We have carried out extensive research and will launch pilot projects in two prisons to bring about sustained cultural change. Working across the prison, from the senior management team to prisoners, we will determine the issues and causes of violence. Our trainers will be embedded within one wing to build rapport and carry out focus groups before creating a community circle involving both prisoners and prison staff. From this, representatives will be selected to take a leading and ongoing role in conflict management in the wing.

The findings from these pilots will inform the development of our training, and the findings from our training, in turn, feed into the research. 

Quotes from former participants

People in here bottle up their feelings and arguments escalate quickly. Mediation is the opportunity to talk in a neutral environment and to come to a resolution. All joint meetings we’ve held between inmates have had a really positive effect. One guy was having such an awful time, in conflict and struggling with it, but afterwards he was chatting to the guy he had the conflict with. You only need to imagine the effect that has on those around him in the prison. I feel really proud of that. 

Tucker, Lead prison mediator

In prison it’s often the small stuff that can trigger a fight like someone playing their music too loud. I had been on good behaviour for five years but I had some news from home which put me in a really bad state of mind. I flipped out and over-reacted to something small another inmate did. I was sceptical to start with when I was referred to the mediation service but it reduced the resentment between us and it was good we could both express things from our point of view. 

William, Mediation participant

It helps us look at officers in a different way. It improves the relationships between prisoners and officers as we learn about each other’s lives.

Swinfen Hall prisoner, participant


(119 out of 124) agreed that they are more aware of the causes and consequences of anger


(46 out of 61) agreed that they were more confident in handling conflict


(40 out of 42) agreed that they are ready to deliver a mediation service


(140 out of 146) agreed that they are more aware of their own feelings about conflict

See below for our latest news and updates

Reflect, Connect & Direct: Reflection Pack for Prisoners

By Madeleine Weaver - Communications & Policy Officer
Tuesday 23rd June 2020

Leap trustee writes for The New European

By Ashish Prashar
Friday 10th April 2020
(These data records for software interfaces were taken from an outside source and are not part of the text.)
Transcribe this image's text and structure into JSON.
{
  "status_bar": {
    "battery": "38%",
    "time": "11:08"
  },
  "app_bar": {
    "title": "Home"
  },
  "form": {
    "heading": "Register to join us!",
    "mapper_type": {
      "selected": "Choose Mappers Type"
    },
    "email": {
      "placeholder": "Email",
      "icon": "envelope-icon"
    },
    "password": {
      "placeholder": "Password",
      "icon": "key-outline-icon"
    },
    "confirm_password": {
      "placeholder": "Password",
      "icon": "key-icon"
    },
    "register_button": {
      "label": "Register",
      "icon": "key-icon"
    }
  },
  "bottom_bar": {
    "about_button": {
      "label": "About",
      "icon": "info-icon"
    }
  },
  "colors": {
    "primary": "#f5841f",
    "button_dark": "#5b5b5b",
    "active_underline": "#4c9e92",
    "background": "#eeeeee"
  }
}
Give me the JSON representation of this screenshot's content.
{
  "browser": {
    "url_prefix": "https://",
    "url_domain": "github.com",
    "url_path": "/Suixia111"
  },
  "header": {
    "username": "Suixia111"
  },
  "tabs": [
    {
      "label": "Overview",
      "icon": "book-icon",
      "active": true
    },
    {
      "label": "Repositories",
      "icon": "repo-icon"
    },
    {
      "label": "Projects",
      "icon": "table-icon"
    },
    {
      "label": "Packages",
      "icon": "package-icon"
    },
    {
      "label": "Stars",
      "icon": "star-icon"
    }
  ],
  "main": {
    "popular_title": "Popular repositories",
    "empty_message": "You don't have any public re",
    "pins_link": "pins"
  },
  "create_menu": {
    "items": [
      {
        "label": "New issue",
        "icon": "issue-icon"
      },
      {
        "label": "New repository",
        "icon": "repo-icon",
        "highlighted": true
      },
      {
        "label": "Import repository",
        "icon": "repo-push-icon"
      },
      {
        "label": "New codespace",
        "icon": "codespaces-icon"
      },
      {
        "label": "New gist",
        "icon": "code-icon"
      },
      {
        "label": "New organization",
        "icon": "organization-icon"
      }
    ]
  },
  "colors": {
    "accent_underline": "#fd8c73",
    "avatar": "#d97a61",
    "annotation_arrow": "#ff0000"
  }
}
Listening as a tool for reducing violence

Friday 28th September 2018

Hidden violence: Women in prison

Tuesday 6th March 2018

Peaceful prisons: the Quakers and Leap

Elizabeth Fry visiting a prison
Thursday 11th January 2018